Fort Edward (village), New York facts for kids
Location in Washington County and the state of New York.
|• Total||1.9 sq mi (5.0 km2)|
|• Land||1.8 sq mi (4.6 km2)|
|• Water||0.1 sq mi (0.4 km2)|
|Elevation||138 ft (42 m)|
|• Density||1,780/sq mi (675/km2)|
|Time zone||Eastern (EST) (UTC-5)|
|• Summer (DST)||EDT (UTC-4)|
|GNIS feature ID||0950467|
Fort Edward is a village in Washington County, New York, United States. It is part of the Glens Falls Metropolitan Statistical Area. The village population was 3,375 at the 2010 census. The name is derived from the younger brother of King George III, Edward Augustus, Duke of York and Albany.
Fort Edward or "The Fort" has been strategically important during its long and illustrious history, for it commands the Hudson River and Champlain River valleys. The Hudson River at this point north is no longer a navigable waterway because of waterfalls and rapids. Historically travelers through this area would leave the Hudson at Fort Edward and carry their canoes overland to Lake George. The Indians called the area around Fort Edward Wahcoloosencoochaleva, which means "The Great Carrying Place." Fort Edward's location was the most northerly point on the Hudson River for the early Dutch.
As early as 1709 during Queen Anne's War, a stockade (Fort Nicholson) was erected in the area due to its strategic importance. Fort Nicholson was garrisoned by 450 men, including seven companies of “regulars in scarlet uniform from old England.” A crude stockade was built to protect storehouses and log huts. It was later abandoned and then re-constructed as Fort Lydus, the trading post of John Lydius, a fur trader from Albany. In 1731, the fortification was reconstructed as Fort Lyman. Sir William Johnson renamed it Fort Edward during the French and Indian War in 1755. Also at this time, a large military complex was constructed on nearby Roger's Island.

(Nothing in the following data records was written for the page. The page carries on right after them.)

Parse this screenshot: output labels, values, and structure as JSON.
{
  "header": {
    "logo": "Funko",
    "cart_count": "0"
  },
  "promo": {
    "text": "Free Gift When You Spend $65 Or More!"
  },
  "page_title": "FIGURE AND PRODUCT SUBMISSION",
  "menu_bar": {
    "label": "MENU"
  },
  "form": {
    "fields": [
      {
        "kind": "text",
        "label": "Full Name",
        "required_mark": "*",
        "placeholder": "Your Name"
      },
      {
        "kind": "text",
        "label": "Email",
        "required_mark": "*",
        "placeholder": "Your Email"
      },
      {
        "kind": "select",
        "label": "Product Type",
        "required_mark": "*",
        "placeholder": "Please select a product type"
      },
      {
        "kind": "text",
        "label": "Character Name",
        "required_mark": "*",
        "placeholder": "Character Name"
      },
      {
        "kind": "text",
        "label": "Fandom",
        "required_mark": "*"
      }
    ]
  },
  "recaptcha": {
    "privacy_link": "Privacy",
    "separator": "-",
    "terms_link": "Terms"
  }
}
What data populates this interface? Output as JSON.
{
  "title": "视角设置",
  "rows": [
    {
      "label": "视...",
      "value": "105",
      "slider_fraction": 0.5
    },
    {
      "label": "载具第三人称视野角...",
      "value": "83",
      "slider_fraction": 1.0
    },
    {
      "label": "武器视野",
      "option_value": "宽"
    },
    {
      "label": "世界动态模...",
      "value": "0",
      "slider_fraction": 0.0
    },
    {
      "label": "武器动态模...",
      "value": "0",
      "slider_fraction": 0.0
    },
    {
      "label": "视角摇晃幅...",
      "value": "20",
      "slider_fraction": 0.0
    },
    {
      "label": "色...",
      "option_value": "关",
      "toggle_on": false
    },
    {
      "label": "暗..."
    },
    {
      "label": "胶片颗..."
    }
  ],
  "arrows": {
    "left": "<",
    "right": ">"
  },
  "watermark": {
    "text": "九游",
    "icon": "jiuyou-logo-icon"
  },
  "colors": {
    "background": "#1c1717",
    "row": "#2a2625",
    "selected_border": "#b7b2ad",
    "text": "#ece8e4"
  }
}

Today this site is listed on the National Register of Historic Places (NHRP). Another smaller fort was constructed on the opposite shore of the Hudson River.
Post Colonial history
The completion of the Champlain Canal in 1823 linked the area to the north and south and replaced a smaller canal that by-passed local rapids.
The village of Fort Edward incorporated in 1849, setting itself off from the town of Fort Edward.
The Old Fort House Museum
The Old Fort House Museum Campus on Lower Broadway in the village is home to the Fort Edward Historical Association. It houses:
- The Old Fort House, built in 1772 from timbers salvaged from the abandoned Fort Edward,
- An 1840s Plank Road Tollhouse,
- The 1853 law office of a Washington County Judge who practiced law in Fort Edward,
- The one-room Riverside Schoolhouse,
- The Cronkhite Pavilion which features Native Americans, military and historic displays regarding the Fort Edward area, and
- The Fort Edward Water Works Barn which houses exhibits on early transportation and farming.
According to the United States Census Bureau, the village has a total area of 1.9 square miles (5.0 km²), of which, 1.8 square miles (4.6 km²) of it is land and 0.1 square miles (0.4 km²) of it (7.25%) is water.
New York Route 197 joins US Route 4 at Fort Edward, and the Champlain Canal joins the Hudson River south of the village.
As of the census of 2000, there were 3,141 people, 1,247 households, and 835 families residing in the village. The population density was 1,751.1 people per square mile (677.5/km²). There were 1,399 housing units at an average density of 779.9 per square mile (301.8/km²). The racial makeup of the village was 98.69% White, 0.35% Black or African American, 0.19% Native American, 0.38% Asian, and 0.38% from two or more races. Hispanic or Latino of any race were 0.29% of the population.
There were 1,247 households out of which 33.8% had children under the age of 18 living with them, 45.5% were married couples living together, 15.9% had a female householder with no husband present, and 33.0% were non-families. 26.9% of all households were made up of individuals and 11.3% had someone living alone who was 65 years of age or older. The average household size was 2.50 and the average family size was 2.99.
In the village, the population was spread out with 26.3% under the age of 18, 8.6% from 18 to 24, 30.9% from 25 to 44, 21.0% from 45 to 64, and 13.1% who were 65 years of age or older. The median age was 35 years. For every 100 females there were 93.2 males. For every 100 females age 18 and over, there were 89.8 males.
The median income for a household in the village was $32,347, and the median income for a family was $39,550. Males had a median income of $35,380 versus $22,361 for females. The per capita income for the village was $17,555. About 7.9% of families and 11.2% of the population were below the poverty line, including 14.7% of those under age 18 and 2.4% of those age 65 or over.
Fort Edward (village), New York Facts for Kids. Kiddle Encyclopedia.